This sort of thing, this novelimmersionosis, if you will, is not entirely uncommon, especially lately, since I’ve been listening to more audiobooks, and as the long winter sets in. The same thing happened while listening to the eerie The Thirteenth Tale by Diane Setterfield (impressions forthcoming) though I actually never had a hold on where in time much of that novel took place. (I miss little things like that, sometimes, that I might otherwise have caught, had I been reading the text, since I’m listening while driving or walking most of the time.) 
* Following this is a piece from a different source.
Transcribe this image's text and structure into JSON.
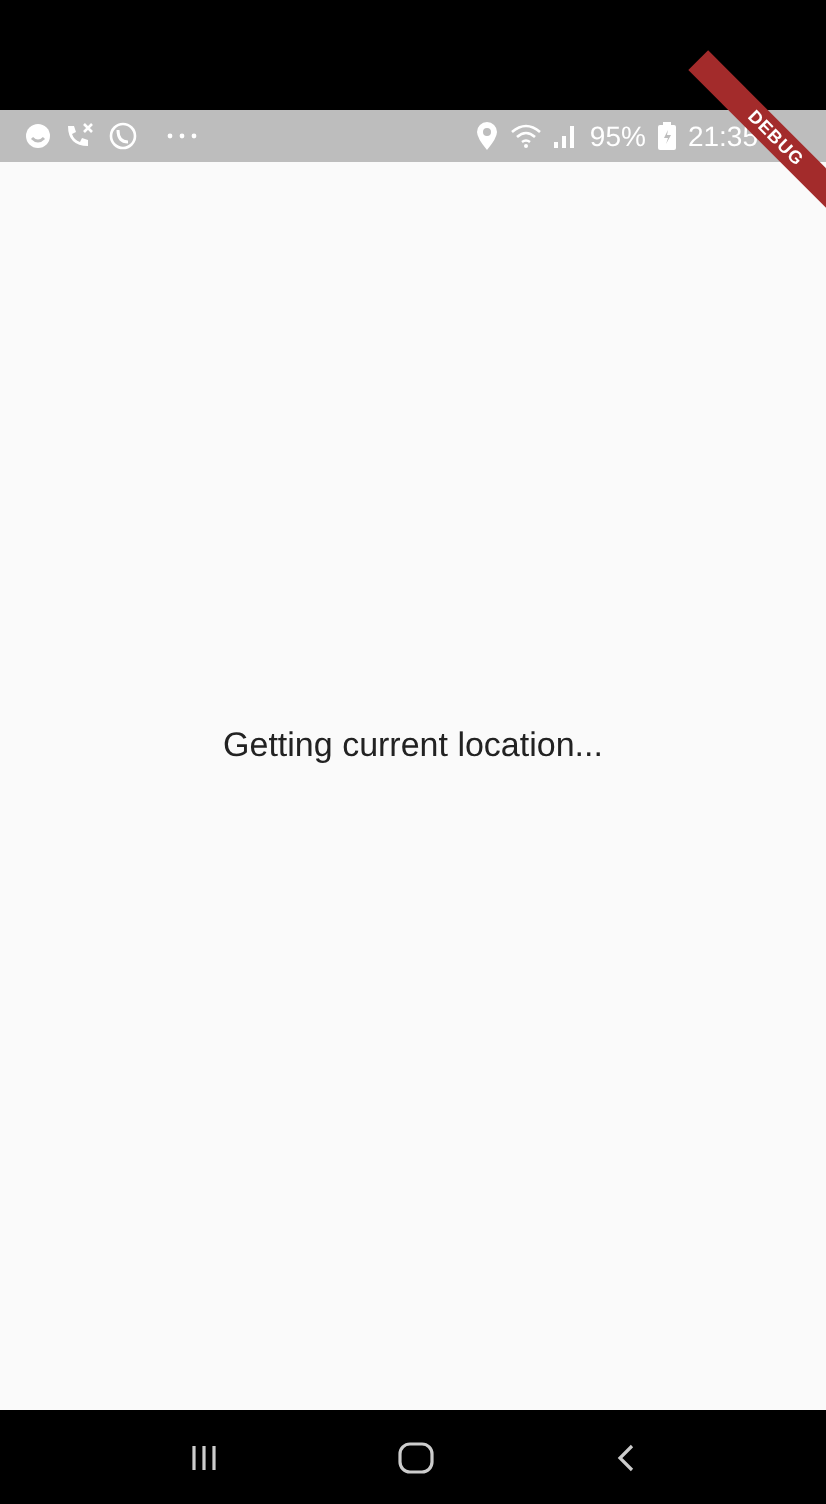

I have nothing particularly clever or insightful to remark upon this clumsy phenomenon, but I do wonder how many of the rest of you occasionally confuse your lives with the lives of the characters you’re reading about. Anyone care to admit to such a thing?